The wolf is one of the most feared animals—and one of the most misunderstood. Most of us have heard the story of the big, bad wolf created by fairytales and Hollywood, but due to their cautious and shy nature, very few people get to see what they are really like. An ambassador wolf allows gives us the chance to meet the real thing.
Meet Orenda. She's worked very hard everyday to earn the important role of ambassador wolf. Orenda is vital to changing the way the gray wolf is perceived. If you've been to an event with the Rocky Mountain Wolf Project, you might have met her yourself!
Ambassador wolf have the ability to do things that are usually only seen in domesticated animals. They are comfortable on a harness or leash, meeting large groups of people, and traveling away from their familiar site. As a result, people are given the opportunity to see what these amazing animals are truly like up close. Wolves inspire respect, admiration, and understanding from the individuals they meet in only a short period of time, and this is more important now than ever.
After the successful reintroduction of wild wolves, most notably in Yellowstone National Park, public education of the wolf is essential to ensuring their survival and future reintroduction in other places they historically called home. Learning to co-exist with wolves is the greatest challenge in restoring the species, and, since their listing on the Endangered Species Act is tenuous as of late, their lives are dependent on our understanding and compassion.
The ambassador wolf has the ability to tell the story of the real wolf. Those who encounter an ambassador wolf leave not only with a greater respect for wolves but for all wildlife.

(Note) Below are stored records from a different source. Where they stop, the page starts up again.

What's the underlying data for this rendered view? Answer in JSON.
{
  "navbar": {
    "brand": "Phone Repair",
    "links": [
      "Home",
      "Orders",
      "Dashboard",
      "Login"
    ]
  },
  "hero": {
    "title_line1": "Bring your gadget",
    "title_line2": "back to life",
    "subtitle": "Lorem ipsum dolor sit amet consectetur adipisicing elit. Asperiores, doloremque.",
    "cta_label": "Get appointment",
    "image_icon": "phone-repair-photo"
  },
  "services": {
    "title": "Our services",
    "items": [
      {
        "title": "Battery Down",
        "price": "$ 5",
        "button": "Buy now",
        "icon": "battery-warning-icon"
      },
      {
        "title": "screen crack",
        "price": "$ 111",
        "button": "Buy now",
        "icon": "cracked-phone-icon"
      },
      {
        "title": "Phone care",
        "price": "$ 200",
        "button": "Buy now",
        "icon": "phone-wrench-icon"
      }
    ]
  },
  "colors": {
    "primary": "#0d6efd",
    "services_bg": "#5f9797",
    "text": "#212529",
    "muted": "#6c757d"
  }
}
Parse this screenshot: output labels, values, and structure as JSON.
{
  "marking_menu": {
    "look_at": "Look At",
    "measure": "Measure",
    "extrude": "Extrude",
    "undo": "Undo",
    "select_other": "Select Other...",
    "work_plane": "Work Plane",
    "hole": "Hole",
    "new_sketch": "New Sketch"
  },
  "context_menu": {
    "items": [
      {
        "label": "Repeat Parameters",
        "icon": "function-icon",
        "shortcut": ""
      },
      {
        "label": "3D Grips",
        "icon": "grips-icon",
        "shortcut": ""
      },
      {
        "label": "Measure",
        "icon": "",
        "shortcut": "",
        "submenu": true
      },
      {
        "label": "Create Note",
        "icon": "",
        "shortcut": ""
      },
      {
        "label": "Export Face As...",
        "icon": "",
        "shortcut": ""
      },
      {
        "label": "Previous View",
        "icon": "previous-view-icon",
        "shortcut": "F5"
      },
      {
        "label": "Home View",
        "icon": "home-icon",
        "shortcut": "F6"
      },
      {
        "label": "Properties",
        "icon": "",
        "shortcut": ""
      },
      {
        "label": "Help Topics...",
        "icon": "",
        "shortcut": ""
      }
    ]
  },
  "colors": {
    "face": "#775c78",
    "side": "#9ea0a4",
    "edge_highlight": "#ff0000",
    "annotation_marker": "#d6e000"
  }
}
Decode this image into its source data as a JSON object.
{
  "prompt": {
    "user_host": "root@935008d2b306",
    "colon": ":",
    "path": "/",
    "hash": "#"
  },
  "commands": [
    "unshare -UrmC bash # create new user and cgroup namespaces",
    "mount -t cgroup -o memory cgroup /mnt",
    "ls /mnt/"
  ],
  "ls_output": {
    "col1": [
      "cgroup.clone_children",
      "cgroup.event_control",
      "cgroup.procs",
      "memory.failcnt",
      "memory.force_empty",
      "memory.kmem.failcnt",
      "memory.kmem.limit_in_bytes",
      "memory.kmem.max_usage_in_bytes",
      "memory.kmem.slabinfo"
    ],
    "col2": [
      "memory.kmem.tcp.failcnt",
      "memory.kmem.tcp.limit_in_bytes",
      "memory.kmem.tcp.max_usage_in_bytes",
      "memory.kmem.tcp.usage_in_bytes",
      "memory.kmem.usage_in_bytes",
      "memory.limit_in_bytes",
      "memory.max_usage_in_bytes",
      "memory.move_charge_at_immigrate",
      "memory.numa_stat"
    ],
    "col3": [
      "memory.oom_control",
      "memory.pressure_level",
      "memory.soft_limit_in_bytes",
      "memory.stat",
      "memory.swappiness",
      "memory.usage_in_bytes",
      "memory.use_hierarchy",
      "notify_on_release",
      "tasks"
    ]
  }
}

They learn the shy, curious and family-oriented nature of wolves, a big contrast to the massive man-eaters that we’ve read about in our bedtime stories. They also learn how to co-exist with wild animals in general. For example, learning the behavioral differences between domesticated dogs and wolves may help stop practices such as feeding wildlife, which is a serious problem when reintroducing animals near people who are not familiar with them.
The myth of the big, bad wolf is one that has developed over centuries, long before European settlers came to the United States. It is why we were so universally determined to exterminate the wolf as Europeans moved across the country, treating them with almost pathological hostility. It is only since scientists began to study wolves up-close that we learned just how misguided our stories were. With ambassador wolves, we stand a better chance at tearing down these outdated and unfair misconceptions we still hold on to.